Manufacturing | High demand paired with labor and material shortages, along with increasing commodity prices, is limiting growth in this industry. The Institute for Supply Management® Manufacturing PMI®, which measures order activity at U.S. factories, slipped in June to 60.6 from May’s PMI® of 61.2. A measure above 50 indicates expansion, though material shortages keep this industry from maximizing its potential.
Information | The pandemic increased spend on technology and drove growth in software publishing. An increasing hybrid workforce will continue to drive business investment in technology and growth within the industry. In-home entertainment and a resumption of in-person entertainment will boost industries like motion picture and sound recording. Risks to the outlook will depend heavily on viewer behaviors.
Government | Government spending could be consequential. Pending legislation, such as the Biden administration’s infrastructure investment, could impact agencies at the national and local levels. Another indicator to watch is how state and local governments leverage federal aid to resume services. Overall, this industry’s recovery could arrive faster, given the plans for higher spending.
Leisure and Hospitality | As anticipated, consumers have transitioned their consumption patterns from goods to services, as the economy has reopened. No industry will benefit more from this change than restaurants and hotels that were completely closed a year ago. Business growth will be limited for those who are not able to hire talent fast enough to satisfy the booming summer demand. Wages have increased, as businesses try to entice workers back to the labor force. Restaurants and hotels whose core offering served business travelers will lag and face challenges during the work week. Vacation hotspots will need to hire workers quickly to meet resurging demand. Recovery for this industry will vary widely based on metro, with some recovering well before 2025.
Mining and Logging | In June, operable capacity for refineries surpassed pre-pandemic levels for the first time. Oil prices have reached highs last seen in 2018, as the appetite for road trips and air travel resume and demand for freight services remain high.
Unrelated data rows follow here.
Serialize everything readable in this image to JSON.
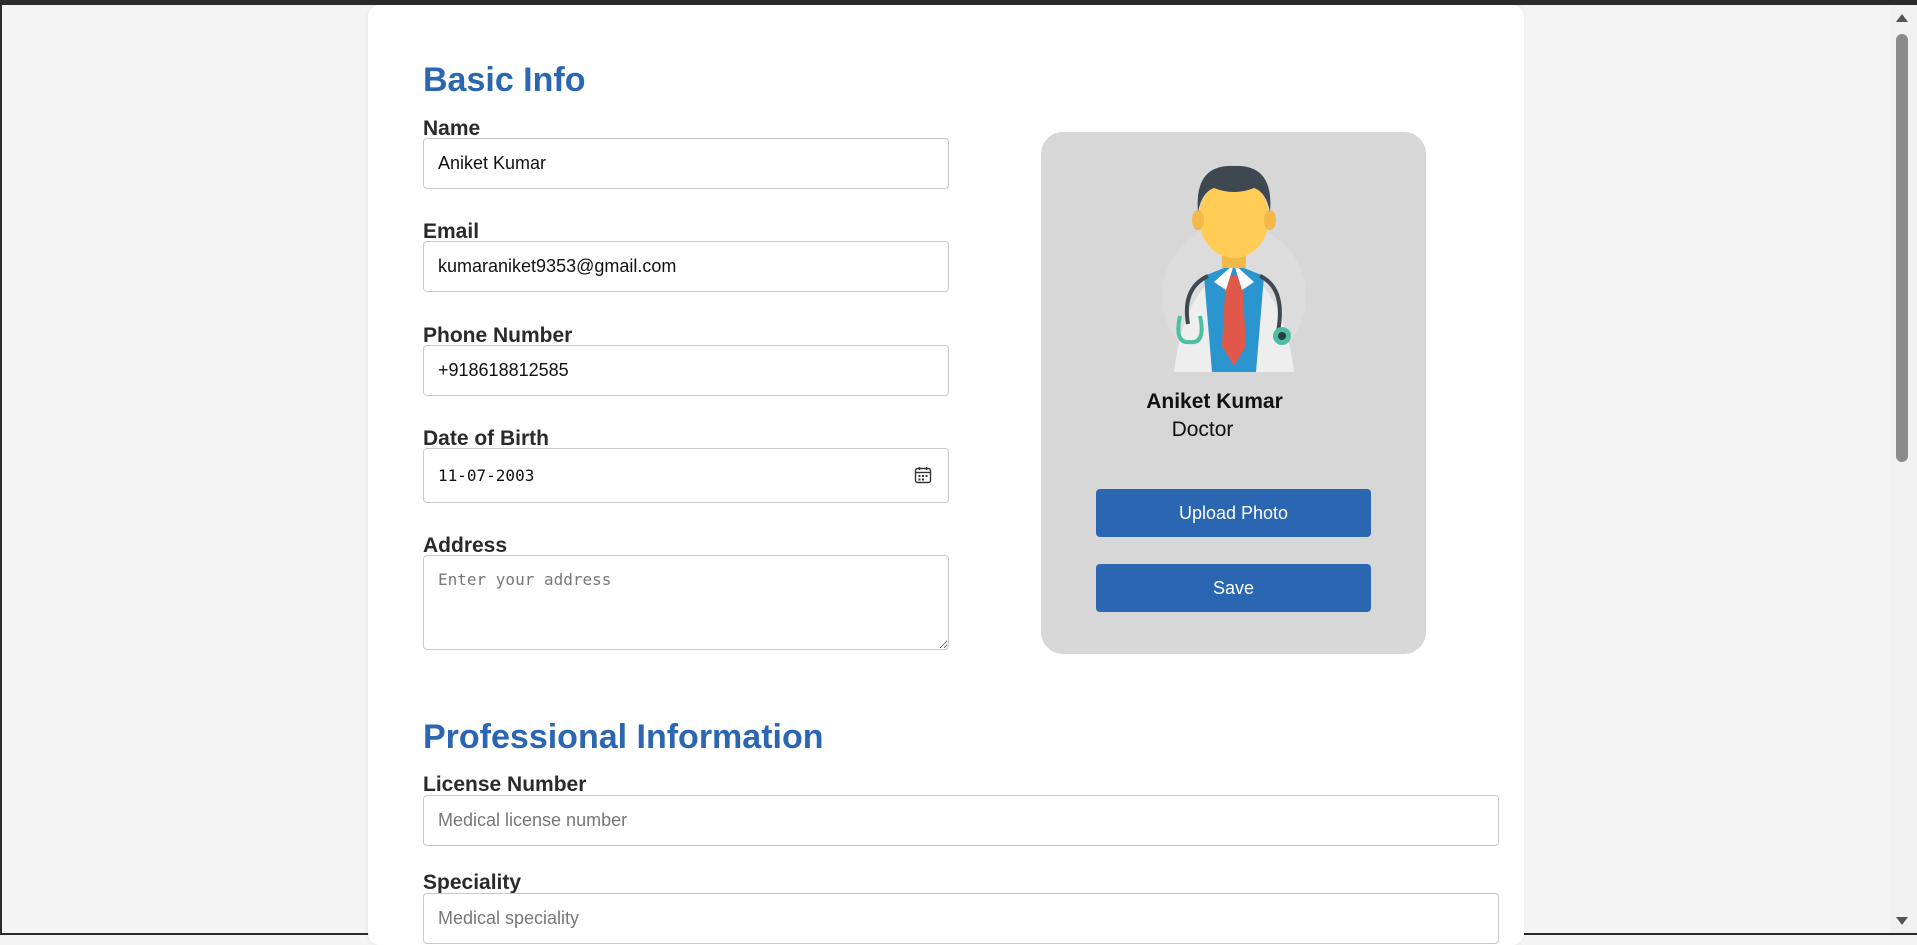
{
  "basic_info": {
    "title": "Basic Info",
    "name_label": "Name",
    "name_value": "Aniket Kumar",
    "email_label": "Email",
    "email_value": "kumaraniket9353@gmail.com",
    "phone_label": "Phone Number",
    "phone_value": "+918618812585",
    "dob_label": "Date of Birth",
    "dob_value": "11-07-2003",
    "address_label": "Address",
    "address_placeholder": "Enter your address"
  },
  "profile": {
    "name": "Aniket Kumar",
    "role": "Doctor",
    "upload_label": "Upload Photo",
    "save_label": "Save",
    "avatar_icon": "doctor-avatar-icon"
  },
  "professional_info": {
    "title": "Professional Information",
    "license_label": "License Number",
    "license_placeholder": "Medical license number",
    "speciality_label": "Speciality",
    "speciality_placeholder": "Medical speciality"
  },
  "colors": {
    "accent": "#2a66b2",
    "page_background": "#f4f4f4",
    "profile_card_background": "#d7d7d7"
  }
}
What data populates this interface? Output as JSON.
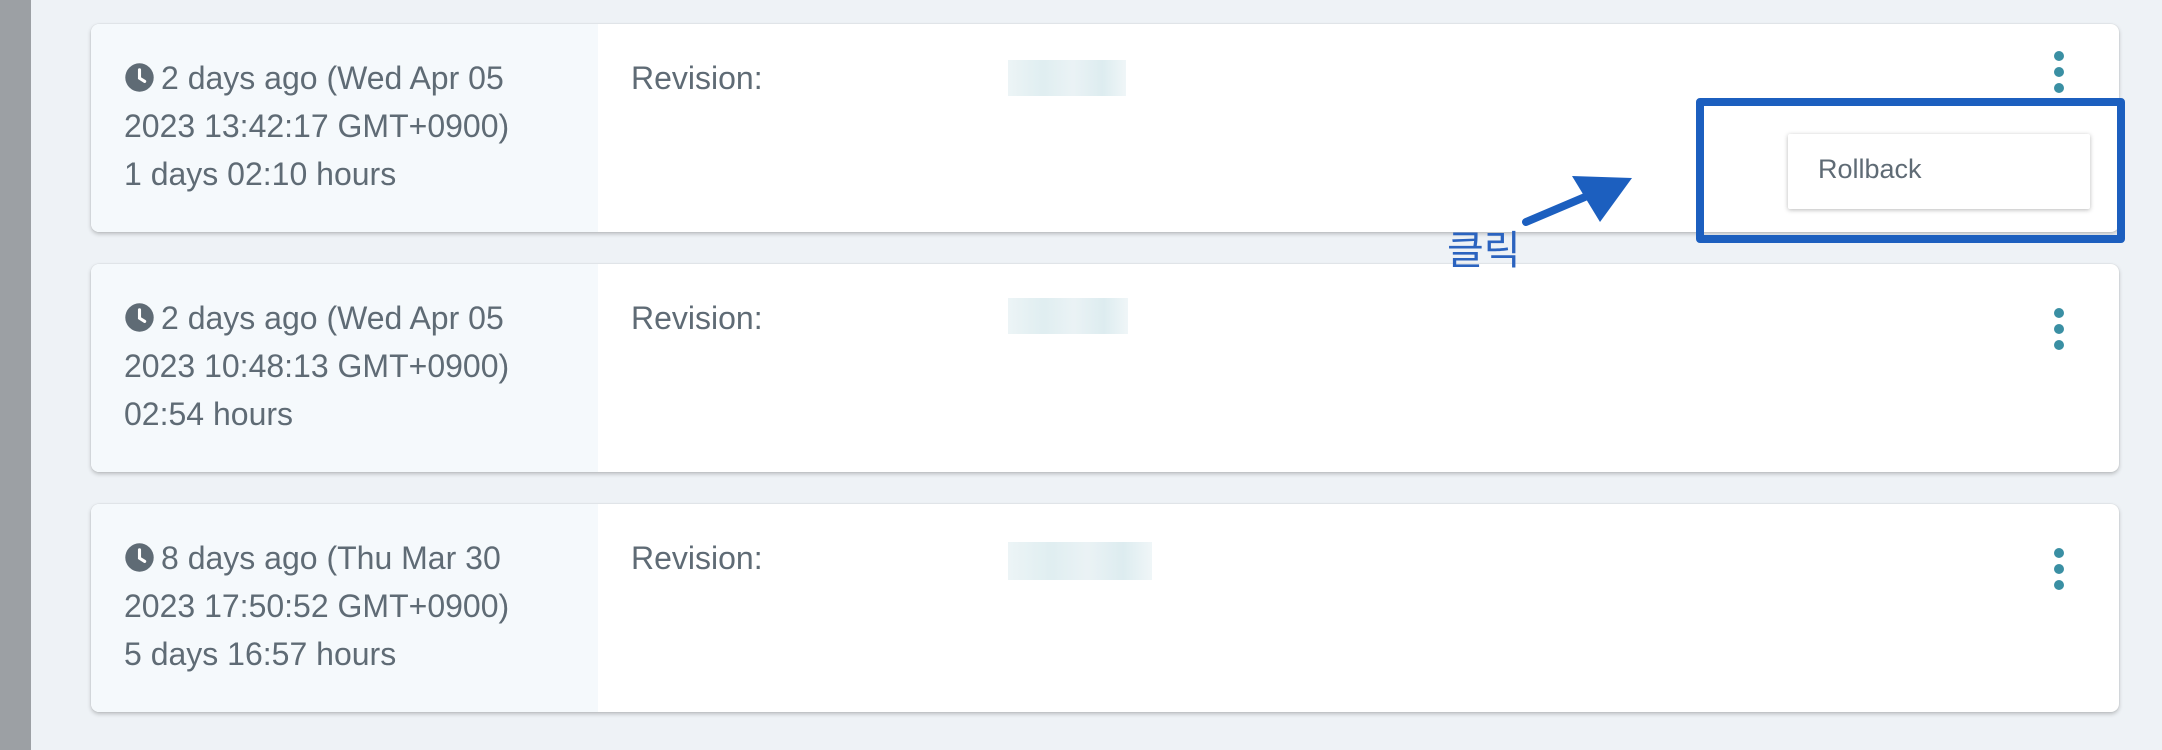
{
  "revisions": [
    {
      "relative": "2 days ago",
      "datetime": "(Wed Apr 05 2023 13:42:17 GMT+0900)",
      "duration": "1 days 02:10 hours",
      "revision_label": "Revision:"
    },
    {
      "relative": "2 days ago",
      "datetime": "(Wed Apr 05 2023 10:48:13 GMT+0900)",
      "duration": "02:54 hours",
      "revision_label": "Revision:"
    },
    {
      "relative": "8 days ago",
      "datetime": "(Thu Mar 30 2023 17:50:52 GMT+0900)",
      "duration": "5 days 16:57 hours",
      "revision_label": "Revision:"
    }
  ],
  "dropdown": {
    "items": [
      "Rollback"
    ]
  },
  "annotation": {
    "text": "클릭",
    "color": "#1c5fbf"
  },
  "colors": {
    "accent": "#3a8fa3",
    "text": "#5f6b75",
    "background": "#eef2f6"
  }
}
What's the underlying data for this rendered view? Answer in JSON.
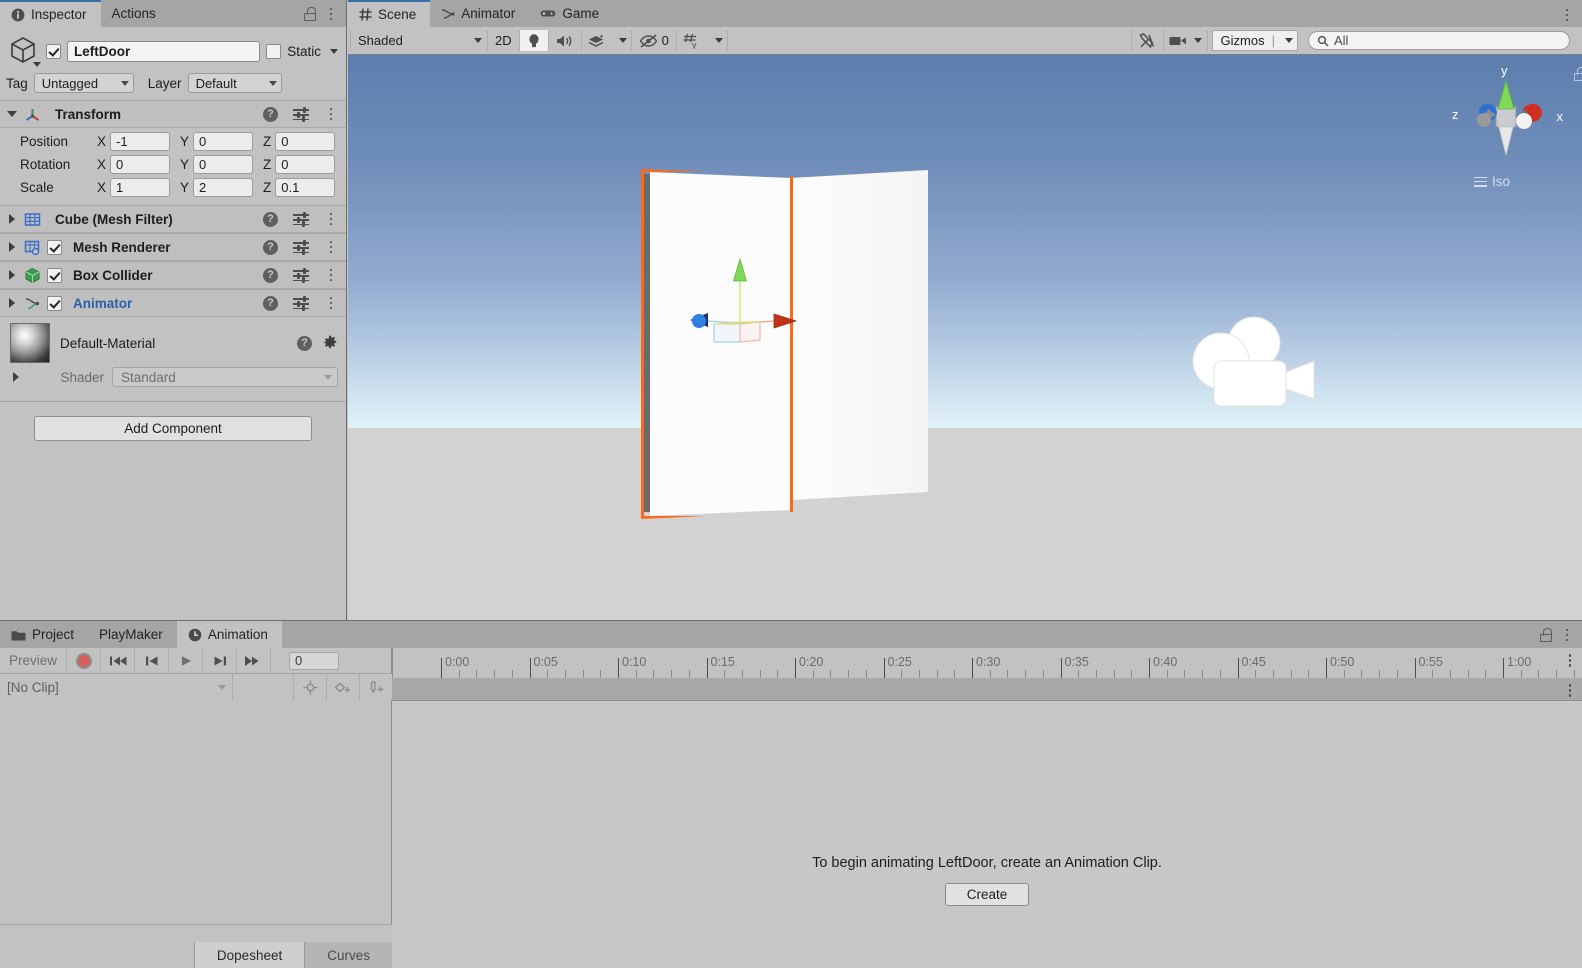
{
  "inspector": {
    "tabs": [
      {
        "label": "Inspector",
        "icon": "info-icon",
        "active": true
      },
      {
        "label": "Actions",
        "icon": "",
        "active": false
      }
    ],
    "object_name": "LeftDoor",
    "enabled_checkbox": true,
    "static_label": "Static",
    "static_checkbox": false,
    "tag_label": "Tag",
    "tag_value": "Untagged",
    "layer_label": "Layer",
    "layer_value": "Default",
    "transform": {
      "title": "Transform",
      "rows": [
        {
          "label": "Position",
          "x": "-1",
          "y": "0",
          "z": "0"
        },
        {
          "label": "Rotation",
          "x": "0",
          "y": "0",
          "z": "0"
        },
        {
          "label": "Scale",
          "x": "1",
          "y": "2",
          "z": "0.1"
        }
      ],
      "axis_x": "X",
      "axis_y": "Y",
      "axis_z": "Z"
    },
    "components": [
      {
        "title": "Cube (Mesh Filter)",
        "has_checkbox": false,
        "checked": false,
        "link": false,
        "icon": "mesh-filter-icon"
      },
      {
        "title": "Mesh Renderer",
        "has_checkbox": true,
        "checked": true,
        "link": false,
        "icon": "mesh-renderer-icon"
      },
      {
        "title": "Box Collider",
        "has_checkbox": true,
        "checked": true,
        "link": false,
        "icon": "box-collider-icon"
      },
      {
        "title": "Animator",
        "has_checkbox": true,
        "checked": true,
        "link": true,
        "icon": "animator-icon"
      }
    ],
    "material": {
      "name": "Default-Material",
      "shader_label": "Shader",
      "shader_value": "Standard"
    },
    "add_component_label": "Add Component"
  },
  "scene": {
    "tabs": [
      {
        "label": "Scene",
        "icon": "grid-icon",
        "active": true
      },
      {
        "label": "Animator",
        "icon": "animator-icon",
        "active": false
      },
      {
        "label": "Game",
        "icon": "gamepad-icon",
        "active": false
      }
    ],
    "toolbar": {
      "draw_mode": "Shaded",
      "two_d_label": "2D",
      "lighting_icon": "lightbulb-icon",
      "audio_icon": "speaker-icon",
      "fx_icon": "effects-icon",
      "hidden_count": "0",
      "hidden_icon": "hidden-eye-icon",
      "grid_icon": "grid-snap-icon",
      "tools_icon": "tools-icon",
      "camera_icon": "scene-camera-icon",
      "gizmos_label": "Gizmos",
      "search_placeholder": "All",
      "search_value": "",
      "search_icon": "search-icon"
    },
    "orientation_gizmo": {
      "x_label": "x",
      "y_label": "y",
      "z_label": "z",
      "projection": "Iso"
    },
    "objects": {
      "selected_outline_color": "#f96a1b",
      "camera_gizmo": "camera-gizmo-icon"
    }
  },
  "animation": {
    "tabs": [
      {
        "label": "Project",
        "icon": "folder-icon",
        "active": false
      },
      {
        "label": "PlayMaker",
        "icon": "",
        "active": false
      },
      {
        "label": "Animation",
        "icon": "clock-icon",
        "active": true
      }
    ],
    "preview_label": "Preview",
    "record_icon": "record-icon",
    "controls": [
      {
        "name": "first-frame-button",
        "icon": "skip-back-icon"
      },
      {
        "name": "prev-frame-button",
        "icon": "step-back-icon"
      },
      {
        "name": "play-button",
        "icon": "play-icon"
      },
      {
        "name": "next-frame-button",
        "icon": "step-forward-icon"
      },
      {
        "name": "last-frame-button",
        "icon": "skip-forward-icon"
      }
    ],
    "frame_value": "0",
    "clip_selector": "[No Clip]",
    "key_buttons": [
      {
        "name": "add-keyframe-button",
        "icon": "keyframe-icon"
      },
      {
        "name": "add-property-keyframe-button",
        "icon": "keyframe-plus-icon"
      },
      {
        "name": "add-event-button",
        "icon": "event-plus-icon"
      }
    ],
    "timeline_labels": [
      "0:00",
      "0:05",
      "0:10",
      "0:15",
      "0:20",
      "0:25",
      "0:30",
      "0:35",
      "0:40",
      "0:45",
      "0:50",
      "0:55",
      "1:00"
    ],
    "empty_message": "To begin animating LeftDoor, create an Animation Clip.",
    "create_label": "Create",
    "bottom_tabs": [
      {
        "label": "Dopesheet",
        "active": true
      },
      {
        "label": "Curves",
        "active": false
      }
    ]
  }
}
LaborIQ expects employment in this sector to improve, as economic activity causes producers worldwide to increase production.
LaborIQ by ThinkWhy reports, forecasts and advises on employment conditions and the impact to jobs, industries and businesses across all U.S. cities.